Weiler said WSU believes one in five students at the university doesn't consume alcohol during their time there. 

A 2017 study by the National Institute on Alcohol Abuse and Alcoholism found 53.6% of fulltime students aged 18-22 drank at least once a month. 34.8% binge drank in that period (5 or more drinks for a man, 4 for a woman), and 9.7% engaged in heavy alcohol use, defined as binge drinking five or more days in the past month.

“These rates are higher than those for non-college-attending peers,” the NIAAA wrote.

RELATED: WSU fraternity student who died identified as Bellevue native

NIAAA data indicates drinking by students 18-24 leads to 1,519 students deaths a year.
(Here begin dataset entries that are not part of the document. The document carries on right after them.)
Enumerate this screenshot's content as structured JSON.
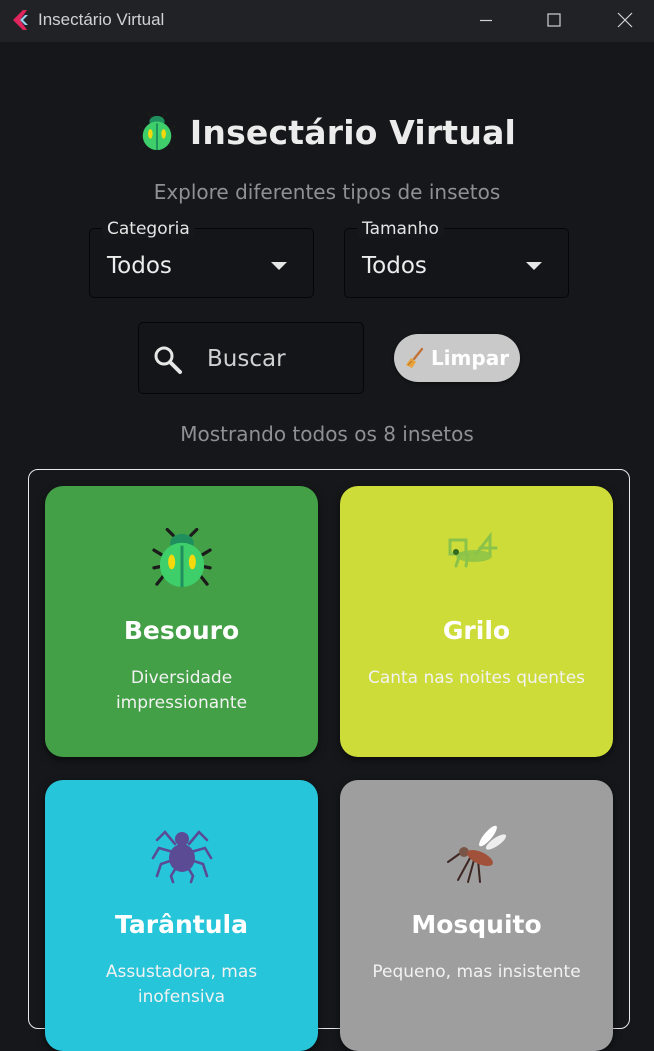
{
  "window": {
    "title": "Insectário Virtual"
  },
  "header": {
    "title": "Insectário Virtual",
    "subtitle": "Explore diferentes tipos de insetos",
    "icon": "beetle-icon"
  },
  "filters": {
    "category": {
      "label": "Categoria",
      "value": "Todos"
    },
    "size": {
      "label": "Tamanho",
      "value": "Todos"
    }
  },
  "search": {
    "placeholder": "Buscar",
    "value": ""
  },
  "clear_button": {
    "label": "Limpar",
    "icon": "broom-icon"
  },
  "status": {
    "count_text": "Mostrando todos os 8 insetos"
  },
  "cards": [
    {
      "name": "Besouro",
      "description": "Diversidade impressionante",
      "icon": "beetle-icon",
      "color": "#43a046"
    },
    {
      "name": "Grilo",
      "description": "Canta nas noites quentes",
      "icon": "cricket-icon",
      "color": "#cddc38"
    },
    {
      "name": "Tarântula",
      "description": "Assustadora, mas inofensiva",
      "icon": "spider-icon",
      "color": "#26c5da"
    },
    {
      "name": "Mosquito",
      "description": "Pequeno, mas insistente",
      "icon": "mosquito-icon",
      "color": "#9e9e9e"
    }
  ]
}
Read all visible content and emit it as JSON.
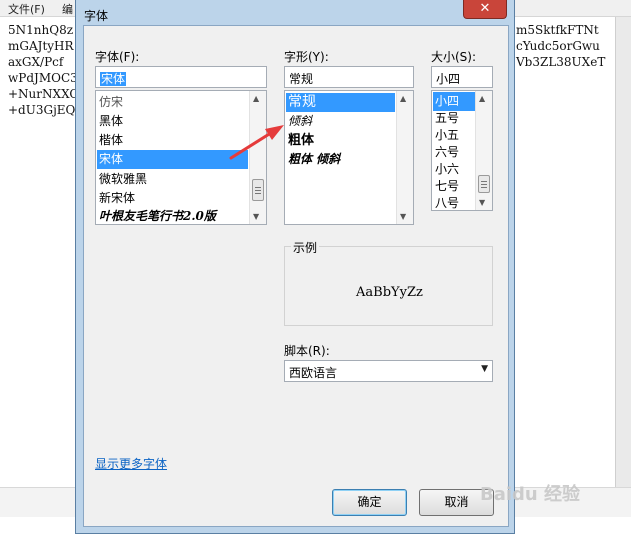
{
  "notepad": {
    "menu": [
      "文件(F)",
      "编"
    ],
    "left_lines": [
      "5N1nhQ8z",
      "mGAJtyHR",
      "axGX/Pcf",
      "wPdJMOC3",
      "+NurNXXO",
      "+dU3GjEQ"
    ],
    "right_lines": [
      "m5SktfkFTNt",
      "cYudc5orGwu",
      "Vb3ZL38UXeT"
    ]
  },
  "dialog": {
    "title": "字体",
    "close_symbol": "✕",
    "font": {
      "label": "字体(F):",
      "value": "宋体",
      "items": [
        "仿宋",
        "黑体",
        "楷体",
        "宋体",
        "微软雅黑",
        "新宋体",
        "叶根友毛笔行书2.0版"
      ],
      "selected_index": 3
    },
    "style": {
      "label": "字形(Y):",
      "value": "常规",
      "items": [
        "常规",
        "倾斜",
        "粗体",
        "粗体 倾斜"
      ],
      "selected_index": 0
    },
    "size": {
      "label": "大小(S):",
      "value": "小四",
      "items": [
        "小四",
        "五号",
        "小五",
        "六号",
        "小六",
        "七号",
        "八号"
      ],
      "selected_index": 0
    },
    "sample": {
      "label": "示例",
      "text": "AaBbYyZz"
    },
    "script": {
      "label": "脚本(R):",
      "value": "西欧语言"
    },
    "more_fonts_link": "显示更多字体",
    "ok_label": "确定",
    "cancel_label": "取消"
  },
  "watermark": "Baidu 经验",
  "colors": {
    "selection": "#3399ff",
    "title_bar": "#bcd4ea",
    "close_button": "#c9453a",
    "annotation_arrow": "#e53b3b",
    "link": "#0b63c4"
  }
}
Several deaths at American fraternities recently have led to increased discussion of cultural changes.

The NIAAA also offers tips on how parents can help their students. 

Weiler said the university is examining its policies following the death of Martinez.

“Whenever you have a tragedy like this, it’s appropriate to step back, review the policies and procedures you have in place, make sure they are as effective as they can be,” Weiler said. “I think this is an opportunity for us to do that.”

Weiler believes these issues WSU faces are common across the higher education system in the country. 

“Unfortunately, with the string of deaths we’ve seen across the country over the past several weeks, it’s clearly an issue that permeates all college campuses and permeates our society,” Weiler said. “I think it’s a difficult challenge, but we need to rise to that challenge and make sure we’re keeping our students safe.”

The Whitman County Coroner does not expect to release the formal cause of Martinez’s death for about two months. Police are waiting to release their final report until those results are available. No arrests have been made.